‣ Germline and somatic cancer-associated mutations in the ATP-binding motifs of PTEN influence its subcellular localization and tumor suppressive function

Lobo, Glenn P.; Waite, Kristin A.; Planchon, Sarah M.; Romigh, Todd; Nassif, Najah T.; Eng, Charis
Fonte: Oxford University Press Publicador: Oxford University Press
Tipo: Artigo de Revista Científica
Português
Relevância na Pesquisa
37.68711%
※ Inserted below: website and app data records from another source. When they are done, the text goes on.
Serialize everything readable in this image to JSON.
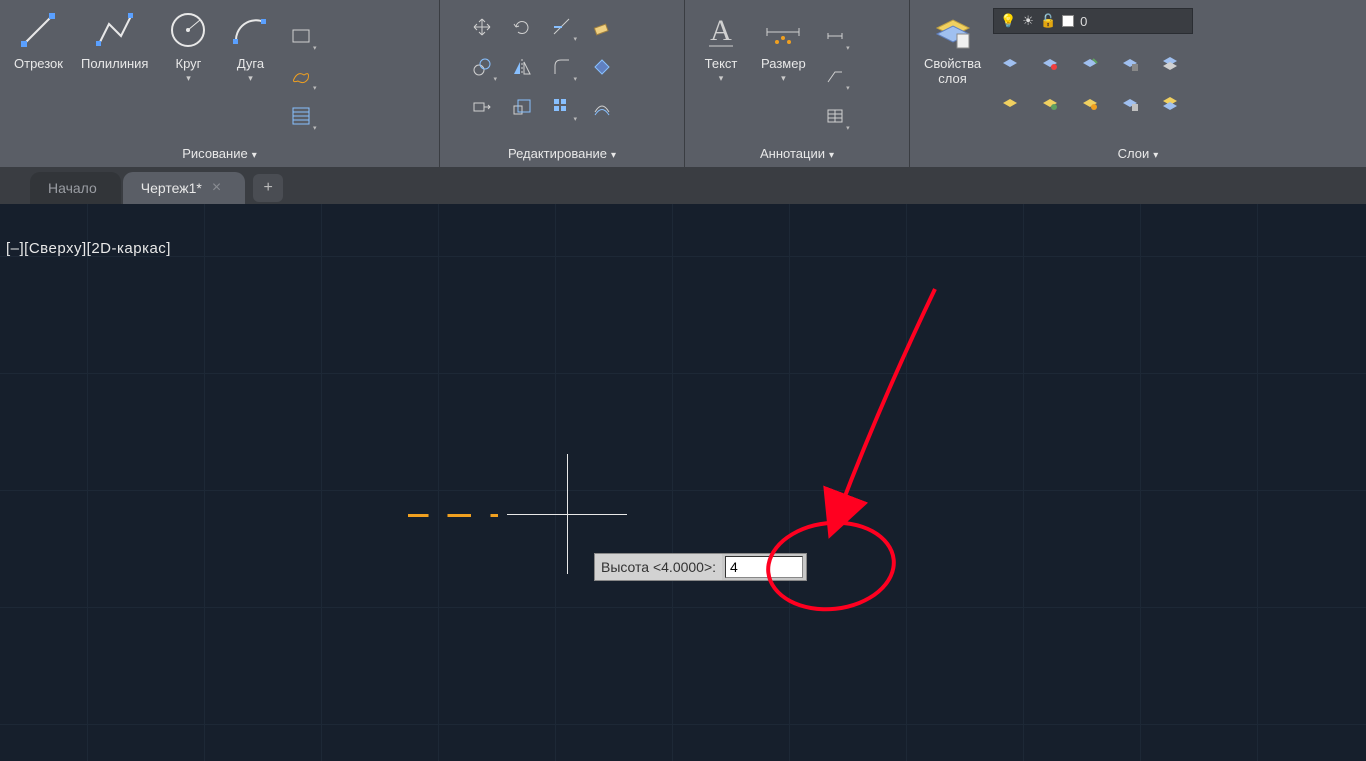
{
  "ribbon": {
    "draw": {
      "title": "Рисование",
      "line": "Отрезок",
      "polyline": "Полилиния",
      "circle": "Круг",
      "arc": "Дуга"
    },
    "edit": {
      "title": "Редактирование"
    },
    "annotate": {
      "title": "Аннотации",
      "text": "Текст",
      "dimension": "Размер"
    },
    "layers": {
      "title": "Слои",
      "properties_l1": "Свойства",
      "properties_l2": "слоя",
      "current": "0"
    }
  },
  "tabs": {
    "home": "Начало",
    "drawing": "Чертеж1*"
  },
  "viewport": {
    "label": "[–][Сверху][2D-каркас]"
  },
  "prompt": {
    "label": "Высота <4.0000>:",
    "value": "4"
  }
}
Germline and somatic PTEN mutations are found in Cowden syndrome (CS) and multiple sporadic malignancies, respectively. PTEN function appears to be modulated by subcellular compartmentalization, and mislocalization may affect function. We have shown that cellular ATP levels affect nuclear PTEN levels. Here, we examined the ATP-binding capabilities of PTEN and functional consequences, relevant to cancer-associated mutations. PTEN mutation analysis of CS patients and sporadic colorectal carcinomas and comparative aminoacid analysis were utilized to identify mutations in ATP-binding motifs. The ability of wild-type (WT) or mutant PTEN to bind ATP was assessed by ATP–agarose-binding assays. Subcellular fractionation, western blotting, confocal microscopy and growth assays were used to determine relative nuclear-cytoplasmic localization and function. Somatic colorectal carcinoma-derived PTEN missense mutations were associated with nuclear mislocalization. These mutations altered cellular proliferation, apoptosis and anchorage-dependent growth. Examination of PTEN's amino acid sequence revealed these mutations resided in previously undescribed ATP-binding motifs (c.60–73; c.122–136). In contrast to WT PTEN, both cancer-associated somatic and germline-derived PTEN missense mutations...